We are never “in the moment.” Our thoughts are always pulling us in different directions. We obsess over what we must do, going through past and future dialogues, projecting and worrying about the future. We have lost the ability to be fully engaged in the present moment.
Deep down, we all long to experience and enjoy every moment we have. On some level, we need to become more like children and train ourselves to smell the roses and appreciate the simple things in life. We should aim to cultivate the most basic right of life – enjoyment!
Simply put – we worry too much. It is an ingrained habit rooted in the basic fear of survival. It robs us of our energy, imagination and creativity. Treat it as a bad habit.
Commit to shedding worry, slowly and surely, just as you would junk food. Become mindful when you are engaging in worry, and talk yourself out of it. Drop it as you would your “Monkey Mind.”
It’s an obvious point that balance is supremely important – balance between doing and resting, work and play, physical and mental, or spiritual and practical. Healthy living means balanced living.
Become mindful of this very notion, and stay committed to maintaining balance in all areas of your life. It is not an easy task. But if your health and peace of mind are a priority, you will find a way to achieve it.
Harsh judgment of ourselves or others causes emotional pain which translates to stress in the body and sadness in the heart. Become mindful of your judgments and their impact on you and others.
Teach yourself to become more accepting, compassionate and loving. These characteristics will help you grow and love deeper.
It is obvious that stress and the need to control the uncontrollable imprisons us. Use the practice of mindfulness to notice the stress in your body, and learn to release it by using your breath, gentle movements of the neck, shoulders and lower back.
Commit to relaxing, resting and playing. Self-guide to cultivate a healthy perspective in life. Nothing is so important that it deserves to make us unhappy and sick.
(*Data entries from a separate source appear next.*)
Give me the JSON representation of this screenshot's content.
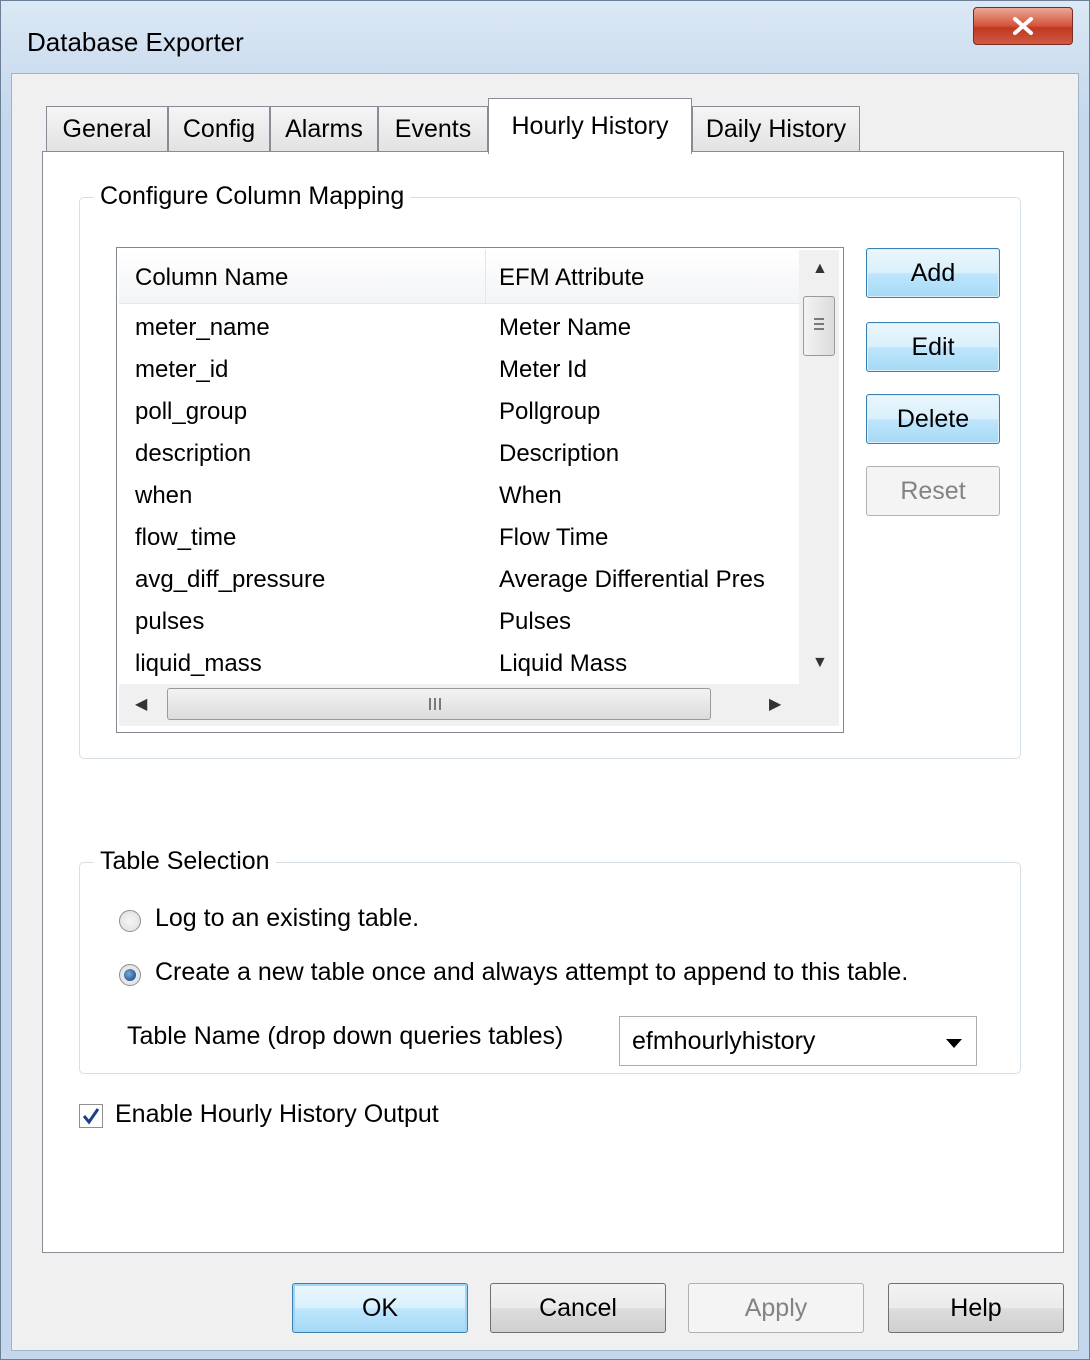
{
  "window": {
    "title": "Database Exporter",
    "close_label": "x"
  },
  "tabs": [
    {
      "label": "General",
      "active": false
    },
    {
      "label": "Config",
      "active": false
    },
    {
      "label": "Alarms",
      "active": false
    },
    {
      "label": "Events",
      "active": false
    },
    {
      "label": "Hourly History",
      "active": true
    },
    {
      "label": "Daily History",
      "active": false
    }
  ],
  "column_mapping": {
    "caption": "Configure Column Mapping",
    "headers": [
      "Column Name",
      "EFM Attribute"
    ],
    "rows": [
      [
        "meter_name",
        "Meter Name"
      ],
      [
        "meter_id",
        "Meter Id"
      ],
      [
        "poll_group",
        "Pollgroup"
      ],
      [
        "description",
        "Description"
      ],
      [
        "when",
        "When"
      ],
      [
        "flow_time",
        "Flow Time"
      ],
      [
        "avg_diff_pressure",
        "Average Differential Pres"
      ],
      [
        "pulses",
        "Pulses"
      ],
      [
        "liquid_mass",
        "Liquid Mass"
      ]
    ],
    "buttons": {
      "add": "Add",
      "edit": "Edit",
      "delete": "Delete",
      "reset": "Reset"
    }
  },
  "table_selection": {
    "caption": "Table Selection",
    "option_existing": "Log to an existing table.",
    "option_create": "Create a new table once and always attempt to append to this table.",
    "selected": "create",
    "table_name_label": "Table Name (drop down queries tables)",
    "table_name_value": "efmhourlyhistory"
  },
  "enable_output": {
    "label": "Enable Hourly History Output",
    "checked": true
  },
  "footer": {
    "ok": "OK",
    "cancel": "Cancel",
    "apply": "Apply",
    "help": "Help"
  },
  "colors": {
    "accent_border": "#3c7fb1",
    "close_red": "#c0381f",
    "check_blue": "#0a3d7a"
  }
}
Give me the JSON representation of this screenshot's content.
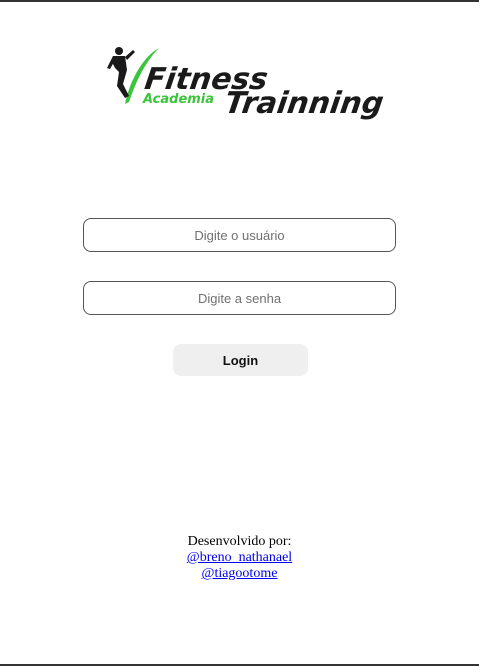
{
  "logo": {
    "word1": "Fitness",
    "word2": "Academia",
    "word3": "Trainning",
    "accent_color": "#3cc43c"
  },
  "form": {
    "user_placeholder": "Digite o usuário",
    "password_placeholder": "Digite a senha",
    "login_label": "Login"
  },
  "footer": {
    "developed_by": "Desenvolvido por:",
    "authors": [
      "@breno_nathanael",
      "@tiagootome"
    ]
  }
}
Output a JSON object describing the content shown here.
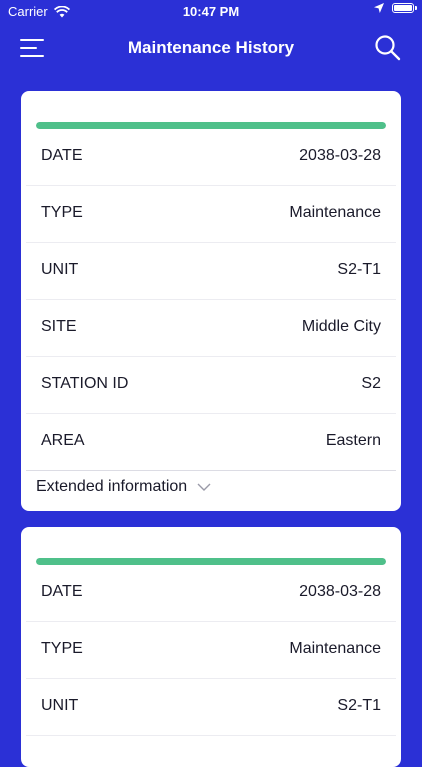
{
  "status_bar": {
    "carrier": "Carrier",
    "time": "10:47 PM"
  },
  "header": {
    "title": "Maintenance History",
    "menu_icon": "hamburger-menu-icon",
    "search_icon": "search-icon"
  },
  "colors": {
    "background": "#2b30d6",
    "progress": "#4fc08a",
    "card": "#ffffff"
  },
  "records": [
    {
      "progress_fraction": 1.0,
      "fields": [
        {
          "label": "DATE",
          "value": "2038-03-28"
        },
        {
          "label": "TYPE",
          "value": "Maintenance"
        },
        {
          "label": "UNIT",
          "value": "S2-T1"
        },
        {
          "label": "SITE",
          "value": "Middle City"
        },
        {
          "label": "STATION ID",
          "value": "S2"
        },
        {
          "label": "AREA",
          "value": "Eastern"
        }
      ],
      "extended_label": "Extended information"
    },
    {
      "progress_fraction": 1.0,
      "fields": [
        {
          "label": "DATE",
          "value": "2038-03-28"
        },
        {
          "label": "TYPE",
          "value": "Maintenance"
        },
        {
          "label": "UNIT",
          "value": "S2-T1"
        }
      ]
    }
  ]
}
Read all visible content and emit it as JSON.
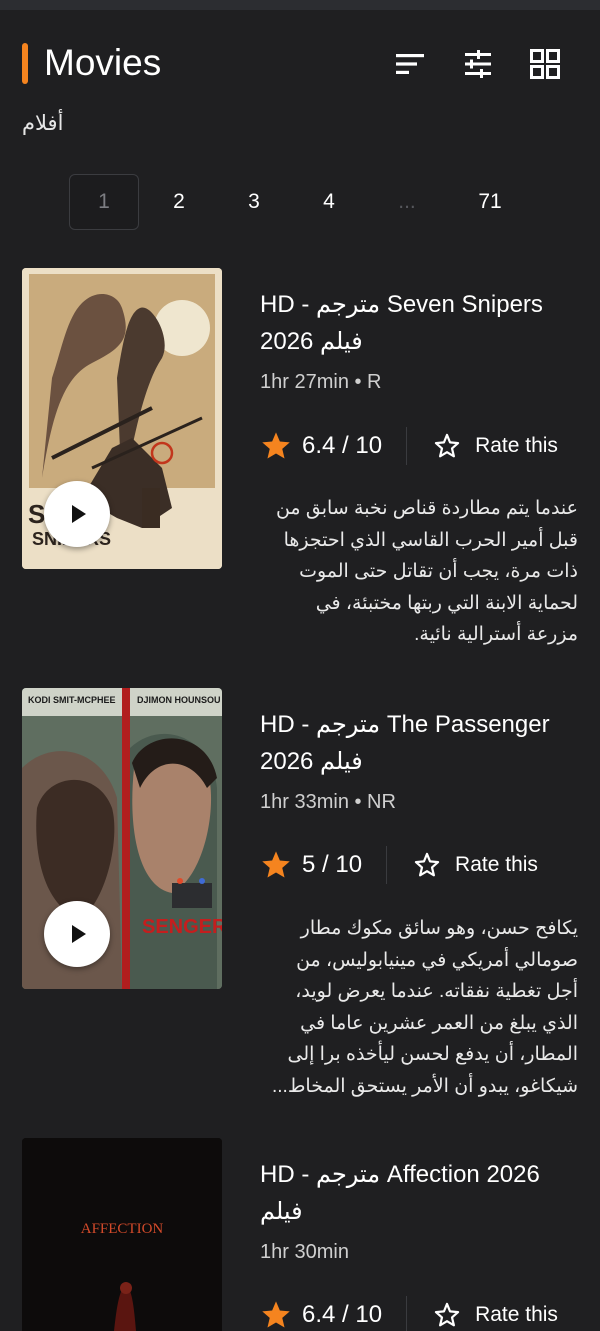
{
  "header": {
    "title": "Movies",
    "subtitle": "أفلام",
    "accent_color": "#f5841f",
    "icons": [
      "sort-icon",
      "filter-sliders-icon",
      "grid-view-icon"
    ]
  },
  "pagination": {
    "pages": [
      "1",
      "2",
      "3",
      "4",
      "...",
      "71"
    ],
    "current": "1"
  },
  "movies": [
    {
      "title": "HD - مترجم Seven Snipers فيلم 2026",
      "meta": "1hr 27min • R",
      "rating": "6.4 / 10",
      "rate_label": "Rate this",
      "description": "عندما يتم مطاردة قناص نخبة سابق من قبل أمير الحرب القاسي الذي احتجزها ذات مرة، يجب أن تقاتل حتى الموت لحماية الابنة التي ربتها مختبئة، في مزرعة أسترالية نائية."
    },
    {
      "title": "HD - مترجم The Passenger فيلم 2026",
      "meta": "1hr 33min • NR",
      "rating": "5 / 10",
      "rate_label": "Rate this",
      "poster_left_text": "KODI SMIT-MCPHEE",
      "poster_right_text": "DJIMON HOUNSOU",
      "poster_title": "THE PASSENGER",
      "description": "يكافح حسن، وهو سائق مكوك مطار صومالي أمريكي في مينيابوليس، من أجل تغطية نفقاته. عندما يعرض لويد، الذي يبلغ من العمر عشرين عاما في المطار، أن يدفع لحسن ليأخذه برا إلى شيكاغو، يبدو أن الأمر يستحق المخاط..."
    },
    {
      "title": "HD - مترجم Affection 2026 فيلم",
      "meta": "1hr 30min",
      "rating": "6.4 / 10",
      "rate_label": "Rate this",
      "poster_title": "AFFECTION"
    }
  ],
  "colors": {
    "background": "#1f1f21",
    "star_filled": "#f5841f",
    "text": "#ffffff"
  }
}
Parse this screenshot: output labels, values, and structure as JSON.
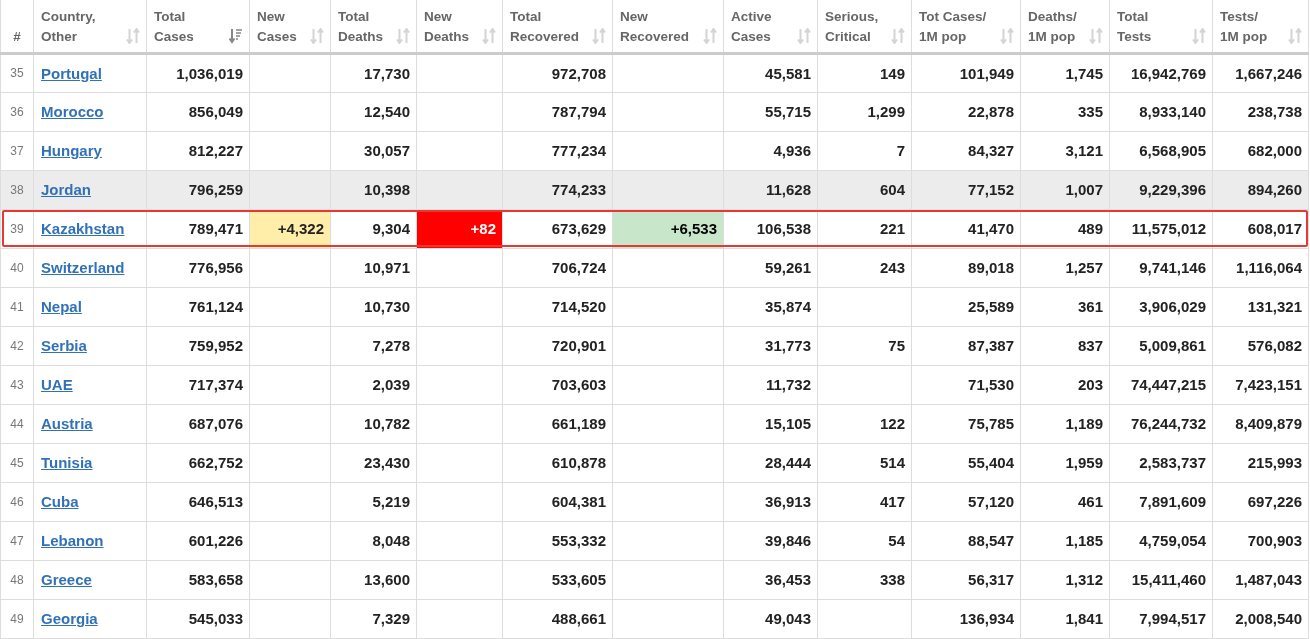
{
  "table": {
    "columns": [
      {
        "label": "#",
        "kind": "index"
      },
      {
        "label": "Country,\nOther",
        "kind": "country",
        "sorted": false
      },
      {
        "label": "Total\nCases",
        "kind": "number",
        "sorted": true
      },
      {
        "label": "New\nCases",
        "kind": "new-cases",
        "sorted": false
      },
      {
        "label": "Total\nDeaths",
        "kind": "number",
        "sorted": false
      },
      {
        "label": "New\nDeaths",
        "kind": "new-deaths",
        "sorted": false
      },
      {
        "label": "Total\nRecovered",
        "kind": "number",
        "sorted": false
      },
      {
        "label": "New\nRecovered",
        "kind": "new-recovered",
        "sorted": false
      },
      {
        "label": "Active\nCases",
        "kind": "number",
        "sorted": false
      },
      {
        "label": "Serious,\nCritical",
        "kind": "number",
        "sorted": false
      },
      {
        "label": "Tot Cases/\n1M pop",
        "kind": "number",
        "sorted": false
      },
      {
        "label": "Deaths/\n1M pop",
        "kind": "number",
        "sorted": false
      },
      {
        "label": "Total\nTests",
        "kind": "number",
        "sorted": false
      },
      {
        "label": "Tests/\n1M pop",
        "kind": "number",
        "sorted": false
      }
    ],
    "rows": [
      {
        "hovered": false,
        "highlighted": false,
        "cells": [
          "35",
          "Portugal",
          "1,036,019",
          null,
          "17,730",
          null,
          "972,708",
          null,
          "45,581",
          "149",
          "101,949",
          "1,745",
          "16,942,769",
          "1,667,246"
        ]
      },
      {
        "hovered": false,
        "highlighted": false,
        "cells": [
          "36",
          "Morocco",
          "856,049",
          null,
          "12,540",
          null,
          "787,794",
          null,
          "55,715",
          "1,299",
          "22,878",
          "335",
          "8,933,140",
          "238,738"
        ]
      },
      {
        "hovered": false,
        "highlighted": false,
        "cells": [
          "37",
          "Hungary",
          "812,227",
          null,
          "30,057",
          null,
          "777,234",
          null,
          "4,936",
          "7",
          "84,327",
          "3,121",
          "6,568,905",
          "682,000"
        ]
      },
      {
        "hovered": true,
        "highlighted": false,
        "cells": [
          "38",
          "Jordan",
          "796,259",
          null,
          "10,398",
          null,
          "774,233",
          null,
          "11,628",
          "604",
          "77,152",
          "1,007",
          "9,229,396",
          "894,260"
        ]
      },
      {
        "hovered": false,
        "highlighted": true,
        "cells": [
          "39",
          "Kazakhstan",
          "789,471",
          "+4,322",
          "9,304",
          "+82",
          "673,629",
          "+6,533",
          "106,538",
          "221",
          "41,470",
          "489",
          "11,575,012",
          "608,017"
        ]
      },
      {
        "hovered": false,
        "highlighted": false,
        "cells": [
          "40",
          "Switzerland",
          "776,956",
          null,
          "10,971",
          null,
          "706,724",
          null,
          "59,261",
          "243",
          "89,018",
          "1,257",
          "9,741,146",
          "1,116,064"
        ]
      },
      {
        "hovered": false,
        "highlighted": false,
        "cells": [
          "41",
          "Nepal",
          "761,124",
          null,
          "10,730",
          null,
          "714,520",
          null,
          "35,874",
          null,
          "25,589",
          "361",
          "3,906,029",
          "131,321"
        ]
      },
      {
        "hovered": false,
        "highlighted": false,
        "cells": [
          "42",
          "Serbia",
          "759,952",
          null,
          "7,278",
          null,
          "720,901",
          null,
          "31,773",
          "75",
          "87,387",
          "837",
          "5,009,861",
          "576,082"
        ]
      },
      {
        "hovered": false,
        "highlighted": false,
        "cells": [
          "43",
          "UAE",
          "717,374",
          null,
          "2,039",
          null,
          "703,603",
          null,
          "11,732",
          null,
          "71,530",
          "203",
          "74,447,215",
          "7,423,151"
        ]
      },
      {
        "hovered": false,
        "highlighted": false,
        "cells": [
          "44",
          "Austria",
          "687,076",
          null,
          "10,782",
          null,
          "661,189",
          null,
          "15,105",
          "122",
          "75,785",
          "1,189",
          "76,244,732",
          "8,409,879"
        ]
      },
      {
        "hovered": false,
        "highlighted": false,
        "cells": [
          "45",
          "Tunisia",
          "662,752",
          null,
          "23,430",
          null,
          "610,878",
          null,
          "28,444",
          "514",
          "55,404",
          "1,959",
          "2,583,737",
          "215,993"
        ]
      },
      {
        "hovered": false,
        "highlighted": false,
        "cells": [
          "46",
          "Cuba",
          "646,513",
          null,
          "5,219",
          null,
          "604,381",
          null,
          "36,913",
          "417",
          "57,120",
          "461",
          "7,891,609",
          "697,226"
        ]
      },
      {
        "hovered": false,
        "highlighted": false,
        "cells": [
          "47",
          "Lebanon",
          "601,226",
          null,
          "8,048",
          null,
          "553,332",
          null,
          "39,846",
          "54",
          "88,547",
          "1,185",
          "4,759,054",
          "700,903"
        ]
      },
      {
        "hovered": false,
        "highlighted": false,
        "cells": [
          "48",
          "Greece",
          "583,658",
          null,
          "13,600",
          null,
          "533,605",
          null,
          "36,453",
          "338",
          "56,317",
          "1,312",
          "15,411,460",
          "1,487,043"
        ]
      },
      {
        "hovered": false,
        "highlighted": false,
        "cells": [
          "49",
          "Georgia",
          "545,033",
          null,
          "7,329",
          null,
          "488,661",
          null,
          "49,043",
          null,
          "136,934",
          "1,841",
          "7,994,517",
          "2,008,540"
        ]
      }
    ]
  }
}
You only get one life to live in this form, in this body, now. Embrace it! Each moment is a gift, and you deserve to open to the moment, and live it with enjoyment.